Comment 138 of 450, added on December 5th, 2005 at 8:33 AM.
This poem "Still I Rise" by Maya Angelou is a very inspiring poem and I
believe she is very gifted at poems. This poem can easily be taken two
different ways, one being that its completely about slavery and the other
being a view on women through the centuries through someone’s eyes who
knows the danger, and knows what it feels like to have all the freedoms
that women have now. I think that the second one is probably more of what
it has to deal with women in general weren't exactly treated like queens
all there lives they have had to endure hardships just like the rest of us,
its barley been one hundred years since all there rights have been
recognized by men, its always been a mans world and men have always thought
of women to be inferior until now, This poem is bout the triumphs of women
all over the world, about how they were put down, rapped of there minds and
torn to shreds by the ever powerful man, not now women have become equal to
men in every way, surpassing most men in many ways women have risen from
the bottom to the top and should be proud of the fact that they can no
longer be put down by man who had no equal till now.
from United States
Comment 137 of 450, added on December 1st, 2005 at 1:33 AM.
In past society African American women have centered themselves as targets
unwillingly through hardships of abused slavery. However, in the world
today as Maya Angelou describes in her poem ,“Still I Rise”, women have
rose from the grown they were thrown to. Maya Angelou’s poem revolves
around the theme of independence and rising when fallen. Angelou uses
metaphors and similes and well as other literary devices to help the reader
understand the struggle she reflects on from anger and pain. The title
implies that Angelou has the ability to rise above anything that evokes to
In the first stanza Maya Angelou uses metaphors to describe the evil

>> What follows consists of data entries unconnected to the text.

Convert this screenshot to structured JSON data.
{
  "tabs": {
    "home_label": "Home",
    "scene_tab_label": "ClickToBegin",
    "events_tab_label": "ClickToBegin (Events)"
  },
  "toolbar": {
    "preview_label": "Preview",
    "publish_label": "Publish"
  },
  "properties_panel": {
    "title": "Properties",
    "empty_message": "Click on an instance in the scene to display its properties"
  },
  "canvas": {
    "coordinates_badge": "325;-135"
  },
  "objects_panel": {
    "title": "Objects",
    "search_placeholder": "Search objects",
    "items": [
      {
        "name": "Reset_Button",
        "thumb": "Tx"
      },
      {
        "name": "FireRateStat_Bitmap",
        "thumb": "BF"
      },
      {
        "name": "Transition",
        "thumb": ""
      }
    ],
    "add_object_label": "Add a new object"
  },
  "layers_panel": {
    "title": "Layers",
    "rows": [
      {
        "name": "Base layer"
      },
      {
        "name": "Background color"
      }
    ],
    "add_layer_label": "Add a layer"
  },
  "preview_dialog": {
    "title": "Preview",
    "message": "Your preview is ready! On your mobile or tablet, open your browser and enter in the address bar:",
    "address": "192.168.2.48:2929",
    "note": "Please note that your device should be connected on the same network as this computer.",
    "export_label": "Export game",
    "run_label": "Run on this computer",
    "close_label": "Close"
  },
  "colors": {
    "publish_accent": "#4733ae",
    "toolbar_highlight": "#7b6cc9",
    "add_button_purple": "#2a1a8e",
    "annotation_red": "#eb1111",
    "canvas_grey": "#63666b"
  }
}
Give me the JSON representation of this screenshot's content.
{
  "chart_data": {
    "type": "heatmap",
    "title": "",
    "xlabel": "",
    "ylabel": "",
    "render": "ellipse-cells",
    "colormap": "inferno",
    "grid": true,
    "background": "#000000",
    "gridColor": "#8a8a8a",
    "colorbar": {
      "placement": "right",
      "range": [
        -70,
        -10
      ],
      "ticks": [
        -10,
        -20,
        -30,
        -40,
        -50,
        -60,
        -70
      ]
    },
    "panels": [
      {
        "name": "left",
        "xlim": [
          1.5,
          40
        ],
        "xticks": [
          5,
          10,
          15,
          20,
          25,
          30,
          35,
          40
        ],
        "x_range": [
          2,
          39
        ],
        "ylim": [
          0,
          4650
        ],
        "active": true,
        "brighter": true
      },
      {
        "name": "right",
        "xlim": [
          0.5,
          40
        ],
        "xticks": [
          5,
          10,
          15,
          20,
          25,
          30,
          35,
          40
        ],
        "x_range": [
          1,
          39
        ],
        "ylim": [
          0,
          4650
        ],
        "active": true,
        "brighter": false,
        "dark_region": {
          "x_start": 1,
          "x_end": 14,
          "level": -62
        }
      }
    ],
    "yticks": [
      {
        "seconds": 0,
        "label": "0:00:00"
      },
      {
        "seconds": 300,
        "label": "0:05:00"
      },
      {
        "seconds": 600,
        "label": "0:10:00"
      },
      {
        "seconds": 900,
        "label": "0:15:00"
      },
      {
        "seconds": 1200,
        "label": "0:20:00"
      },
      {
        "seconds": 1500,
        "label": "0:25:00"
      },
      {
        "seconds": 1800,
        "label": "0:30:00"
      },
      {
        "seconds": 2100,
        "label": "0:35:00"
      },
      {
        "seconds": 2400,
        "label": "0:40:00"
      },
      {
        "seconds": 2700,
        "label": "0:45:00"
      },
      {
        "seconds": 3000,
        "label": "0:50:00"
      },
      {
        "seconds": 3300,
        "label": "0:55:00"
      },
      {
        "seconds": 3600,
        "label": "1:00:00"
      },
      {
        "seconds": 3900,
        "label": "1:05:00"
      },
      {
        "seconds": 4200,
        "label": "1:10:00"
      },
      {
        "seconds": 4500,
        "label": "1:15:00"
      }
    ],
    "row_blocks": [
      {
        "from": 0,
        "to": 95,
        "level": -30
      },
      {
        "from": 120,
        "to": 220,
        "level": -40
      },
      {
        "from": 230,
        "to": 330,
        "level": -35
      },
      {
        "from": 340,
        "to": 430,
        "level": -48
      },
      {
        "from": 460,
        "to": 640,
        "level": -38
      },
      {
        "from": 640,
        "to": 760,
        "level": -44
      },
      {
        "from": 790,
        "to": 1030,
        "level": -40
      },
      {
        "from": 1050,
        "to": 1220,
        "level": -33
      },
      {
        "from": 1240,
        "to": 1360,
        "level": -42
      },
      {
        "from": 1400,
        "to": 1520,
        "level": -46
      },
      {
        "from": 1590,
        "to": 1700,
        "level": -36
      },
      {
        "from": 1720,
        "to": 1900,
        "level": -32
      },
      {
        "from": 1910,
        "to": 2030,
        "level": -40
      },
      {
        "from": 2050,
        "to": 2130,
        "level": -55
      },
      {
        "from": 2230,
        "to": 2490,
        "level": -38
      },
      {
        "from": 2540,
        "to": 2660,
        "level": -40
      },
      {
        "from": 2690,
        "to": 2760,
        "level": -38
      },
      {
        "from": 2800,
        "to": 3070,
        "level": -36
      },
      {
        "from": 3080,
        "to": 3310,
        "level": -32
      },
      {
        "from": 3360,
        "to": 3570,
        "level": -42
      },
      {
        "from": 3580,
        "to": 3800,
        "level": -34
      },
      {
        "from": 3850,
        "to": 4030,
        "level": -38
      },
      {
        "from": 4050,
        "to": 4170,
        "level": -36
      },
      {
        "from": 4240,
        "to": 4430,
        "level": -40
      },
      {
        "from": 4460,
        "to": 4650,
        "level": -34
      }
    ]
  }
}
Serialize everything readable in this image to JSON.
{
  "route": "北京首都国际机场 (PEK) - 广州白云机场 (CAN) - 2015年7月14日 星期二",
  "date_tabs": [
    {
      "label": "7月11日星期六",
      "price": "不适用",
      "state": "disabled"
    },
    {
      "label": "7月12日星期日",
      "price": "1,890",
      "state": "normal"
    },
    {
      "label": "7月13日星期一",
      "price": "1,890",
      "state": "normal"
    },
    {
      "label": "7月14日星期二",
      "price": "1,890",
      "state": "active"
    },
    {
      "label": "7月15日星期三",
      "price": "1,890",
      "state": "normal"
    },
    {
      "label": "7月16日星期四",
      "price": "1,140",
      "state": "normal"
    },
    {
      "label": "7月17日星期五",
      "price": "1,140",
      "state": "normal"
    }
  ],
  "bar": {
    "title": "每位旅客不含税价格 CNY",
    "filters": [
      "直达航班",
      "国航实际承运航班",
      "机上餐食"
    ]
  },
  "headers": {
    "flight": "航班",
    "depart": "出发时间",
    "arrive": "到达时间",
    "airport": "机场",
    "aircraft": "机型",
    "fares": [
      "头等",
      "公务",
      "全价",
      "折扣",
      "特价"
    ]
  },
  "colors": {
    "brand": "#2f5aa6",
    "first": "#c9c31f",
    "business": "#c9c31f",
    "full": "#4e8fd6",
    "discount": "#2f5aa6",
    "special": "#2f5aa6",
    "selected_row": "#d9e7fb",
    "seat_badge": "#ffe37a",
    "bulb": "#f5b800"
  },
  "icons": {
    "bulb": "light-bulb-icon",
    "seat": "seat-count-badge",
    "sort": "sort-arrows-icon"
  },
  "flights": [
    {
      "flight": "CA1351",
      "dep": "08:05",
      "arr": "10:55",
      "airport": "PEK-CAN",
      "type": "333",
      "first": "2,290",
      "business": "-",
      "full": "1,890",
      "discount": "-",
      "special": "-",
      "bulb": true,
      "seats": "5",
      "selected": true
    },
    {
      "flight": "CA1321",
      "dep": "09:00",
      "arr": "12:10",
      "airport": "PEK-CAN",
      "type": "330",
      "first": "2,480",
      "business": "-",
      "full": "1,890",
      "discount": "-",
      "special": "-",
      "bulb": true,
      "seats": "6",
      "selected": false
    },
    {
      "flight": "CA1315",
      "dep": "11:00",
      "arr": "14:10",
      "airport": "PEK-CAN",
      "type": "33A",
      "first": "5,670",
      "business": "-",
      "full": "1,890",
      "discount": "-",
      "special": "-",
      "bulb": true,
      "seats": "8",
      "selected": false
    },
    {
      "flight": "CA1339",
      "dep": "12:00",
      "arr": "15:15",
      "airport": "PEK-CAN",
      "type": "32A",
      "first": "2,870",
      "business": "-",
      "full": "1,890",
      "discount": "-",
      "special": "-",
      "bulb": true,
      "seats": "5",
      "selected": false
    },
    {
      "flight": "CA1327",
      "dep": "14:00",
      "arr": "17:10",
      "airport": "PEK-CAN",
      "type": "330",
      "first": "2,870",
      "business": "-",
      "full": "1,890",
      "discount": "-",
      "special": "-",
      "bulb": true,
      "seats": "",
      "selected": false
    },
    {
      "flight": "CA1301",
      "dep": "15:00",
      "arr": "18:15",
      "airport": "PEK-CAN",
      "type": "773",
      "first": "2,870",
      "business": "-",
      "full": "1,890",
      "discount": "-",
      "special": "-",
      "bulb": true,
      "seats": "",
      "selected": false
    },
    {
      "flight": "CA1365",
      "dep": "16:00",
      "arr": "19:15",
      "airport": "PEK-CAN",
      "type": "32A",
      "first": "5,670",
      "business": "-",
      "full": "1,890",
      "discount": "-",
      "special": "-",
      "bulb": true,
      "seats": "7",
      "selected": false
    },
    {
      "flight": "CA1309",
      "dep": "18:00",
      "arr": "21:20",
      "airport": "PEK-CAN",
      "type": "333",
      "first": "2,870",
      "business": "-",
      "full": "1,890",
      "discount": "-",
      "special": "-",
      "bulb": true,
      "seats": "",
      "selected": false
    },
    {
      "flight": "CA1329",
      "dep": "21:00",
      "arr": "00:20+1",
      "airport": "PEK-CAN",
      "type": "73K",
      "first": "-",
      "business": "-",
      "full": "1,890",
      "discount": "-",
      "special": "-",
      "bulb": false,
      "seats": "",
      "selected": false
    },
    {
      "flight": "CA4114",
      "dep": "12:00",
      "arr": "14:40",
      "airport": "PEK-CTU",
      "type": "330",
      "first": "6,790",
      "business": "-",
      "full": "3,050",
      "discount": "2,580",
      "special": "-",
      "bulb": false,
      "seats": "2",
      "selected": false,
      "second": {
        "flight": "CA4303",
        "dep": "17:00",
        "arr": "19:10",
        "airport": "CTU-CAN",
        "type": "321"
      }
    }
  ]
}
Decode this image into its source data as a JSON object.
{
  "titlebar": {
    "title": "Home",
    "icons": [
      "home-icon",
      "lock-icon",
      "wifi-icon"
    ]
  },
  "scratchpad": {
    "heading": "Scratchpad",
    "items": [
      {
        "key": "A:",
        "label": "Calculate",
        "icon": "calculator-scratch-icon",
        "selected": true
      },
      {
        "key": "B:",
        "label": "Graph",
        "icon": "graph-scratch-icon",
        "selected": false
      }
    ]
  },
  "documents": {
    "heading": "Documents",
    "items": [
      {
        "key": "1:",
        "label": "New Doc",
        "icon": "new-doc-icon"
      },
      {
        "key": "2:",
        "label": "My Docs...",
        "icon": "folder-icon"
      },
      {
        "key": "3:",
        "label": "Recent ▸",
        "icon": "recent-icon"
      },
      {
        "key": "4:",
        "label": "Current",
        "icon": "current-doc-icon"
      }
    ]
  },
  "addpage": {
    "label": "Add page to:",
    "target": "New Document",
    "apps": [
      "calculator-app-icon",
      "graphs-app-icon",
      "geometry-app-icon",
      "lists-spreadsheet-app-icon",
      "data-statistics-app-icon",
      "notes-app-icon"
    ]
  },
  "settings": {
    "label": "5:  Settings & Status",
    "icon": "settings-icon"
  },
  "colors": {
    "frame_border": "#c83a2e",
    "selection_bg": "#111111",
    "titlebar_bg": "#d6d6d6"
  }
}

people have against her and how she overcome them. Angelou, the speaker,
starts out saying “ you write me down in history” and “ bitter, twisted
lies” representing that textbooks sometime never hold all truth of history
and that certain things are left out for the sake of children.
Unremarkably, there is a sense of lies and silent discriminations that
border African Americans that are not mentioned in the scripts of history.
Maya immediately makes the reader think twisted of history lessons that
have been lectured over they year. Thus, reviling hundreds of blacks who
had to be killed throughout wars and misfortunes. Through a simile ,“ but
still, like dust, I’ll rise”, Maya displays how her ancestors were put
down, forced to be slaves, but however she has carries herself as a strong
women indicating that although past history has been devastating the spirit
in her will triumph.
In the second, fourth ,fifth , and seventh stanzas Maya uses different
questions to analyze her thoughts. In these questions Maya acknowledges her
good qualities as well as those she is not too in favor of, and she turns
them into positive ones, because it is just she, and no one can change her
way of being. These questions are spilled out to those who apparently can
be targeted at a husband, betrayed friend, or even the enemies of the past.
The technique of asking questions is a way that Angelou pulls the reader
into the poem. With this tactic in mind the reader is obligated to examine
Maya and also their own opinions.
In the first ,third, and sixth stanzas Maya doesn’t question the reader
but however the stanzas end with the phrase “I’ll rise”. The alteration of
questions and the confident phrase “I’ll rise” lets the reader know that
the questions are open minded and that it is the job of the reader to fill
them in. In the third stanza Maya uses literary devices to help the reader
understand her thoughts. Similes in the third stanza describe her inner
self. “ Just like moons and like suns” and “just like hopes springing high”
show how she is an equal to all and all that surround her. In the sixth
stanza her sexual appeal is reference through a simile, “I dance like I’ve
got diamonds at the meeting of my thighs”, demonstrates a sign of natural
sense of pleasure.
In the rhyming of the poem each stanza except the last two follow a
constant pattern of ABCB DEFE GHIH. With the last two stanza their format
of claim changes. Angelou begins to emphasize the rising the title implies,
instead of talking to the reader. In the last two stanzas Angelou mentions
“ rooted in pain” reference of the issue of slavery. Instead of these
troubles hanging on her shoulders, “shoulders falling down like teardrops”
(simile references in the 4th stanza), she brings about the strength her
ancestors gave her, “gifts that my ancestors gave”, to encourage her own
spirit. “ I am the dream and the hope of the slave”, Maya makes reference
to the last stanza that she is obligated as an descendant from them to
carry out their dreams for an opportunity to succeed as a African American
in the free world. Maya creates and poem as a voice for all people, and not
just her own individual story.
from United States